Wednesday, May 07, 2008

Language Reform and National Identity

During the period spanning the late eighteenth and early twentieth centuries, many a nation reformed its written language, (the timing and nature of the reform depending on each nation's history), to make it come closer to spoken language, so common people could understand it better.1 The reform was also inspired by a Romantic ideology which went like this: the renaissance of the nation is to come from the vitality of its roots preserved in common people's manly speech, veiled by the literary language of the effeminate elite who, dependent on foreign influences, have let the nation decline. It was a step in the development of the national-popular consciousness, as well as in the process of standardization that comes with capitalism, thus a step in the formation of modernity as we know it.

At the same time, such reforms often weakened both synchronic bonds with neighboring languages and diachronic ones with the most recent past. The Turkish language reform, for instance, made the modern Turkish language possess much fewer Arabic and Persian words and rules than its immediate literary predecessor, Ottoman Turkish, did, becoming an "odd man out" following a "West European" script in the region whose cultures are deeply inscribed in Arabic, an ironic fact considering that Turkish is a more "Eastern" language (the westernmost member of the Altaic language family) than Arabic (a Semitic language belonging to the Afro-Asiatic family) or Persian (which has kept its modified Arabic script but is an Indo-European language2).

But the purge couldn't be complete.

Here's an example: the "National Library" is

Millî Kütüphane
in Turkish

دار الكتب الوطنية
Dar al-Kutub al-wataniya
in Arabic

كتابخانه ملي
Ketabkhane-ye Melli
in Persian.

That means that the Turks have kept "kütüp" (books, the plural of "kitap") from the Arabic plural of "kitab" (book), "kutub"; "millî" from the Persian adjective "melli" (national) which derived from the Arabic "millah" (confessional community); and "hane" from the Persian "khane" (house). ("Dar" in Arabic is "house," which is one of its several meanings in Persian; and "watan" in Arabic and "vatan" in Persian and Turkish are "homeland, motherland, patria.") The only thing Turkish in the Turkish name of the National Library of Turkey is where the adjective is placed: before, not after, the noun it modifies, unlike Arabic and Persian. Amazing that the Kemalists let this happen!

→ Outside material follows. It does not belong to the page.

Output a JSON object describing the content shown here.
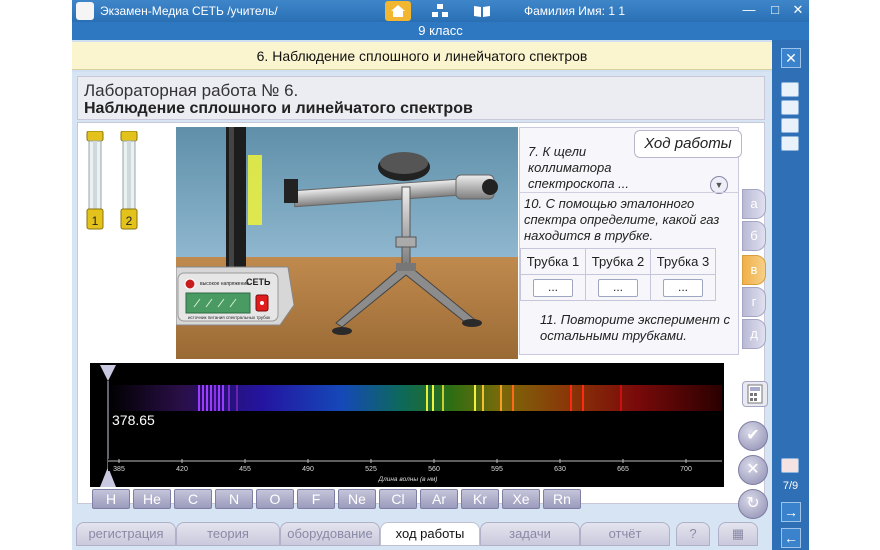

1 The historical process that eventually led to such reforms had began with the Reformation, the rejection of Latin in favor of vernacular languages. Muslims, by and large, have rejected this option to this day, preferring to study Arabic. Therefore Islam, uniquely among the Abrahamic religions, provides a powerful ideological resource that can be employed against nationalism. By the same token, secular nationalists of such nations as Iran and Turkey tend to conflate their hostility toward Islam with their dislike of Arabic: e.g., "Our Turkish is not what it used to be. It has become a heavy language filled with superfluous Arabic words and Koranic expressions. . . . A general aura of Islam is invading the language" (emphasis added, Mehmet Ali Birand, "The Gradual Islamization of Our Daily Lives," Turkish Daily News, 13 March 2008).

2 It's also ironic that the people speaking this most "Western" language in the region and following a Jacobin political script have somehow ended up with an "Islamic Republic."


Unknown said...

Dear Yoshie,

I have thought about this matter a lot, as I have lived in Turkey for some time and I speak Turkish, Persian and Arabic. It is especially disconcerting that the linguistic engineering was eagerly embraced by the leftists as well.

I have been faced with hostility countless times for my love of things Ottoman and Arab. Within their intellectual framework, a leftist who loves Arabic is not supposed to exist. As you know, another symptom of this is the utter ignorance of all things Iranian in Turkey.

Much could be written about this, but if you have not read Geoffrey Lewis' book on the language reform, a Catastrophic Success, do so. His politics are quite awful, but as a linguistic and cultural study, it's a masterpiece.

In solidarity,


CEJ said...

The Ottomans were as much a 'European' power as they were an 'Asian' one. Europe has plenty of non-Indo-European languages, and the Indo-European ones really come from Asia anyway. Hungarian might well be as related to Turkic languages as it is Finno-Ugric ones--and some want to put them all into a much larger group as well.

I was recently looking at words of Turkic origin in, of all languages, Yiddish--such as 'knish'.

The Zionists used language policy to turn a large population of Yiddish speakers--and Russian and Polish speakers--into 'modern Israeli Hebrew' speakers. Hebrew is actually still extinct, but Yiddish lives on 'Israeli Hebrew'.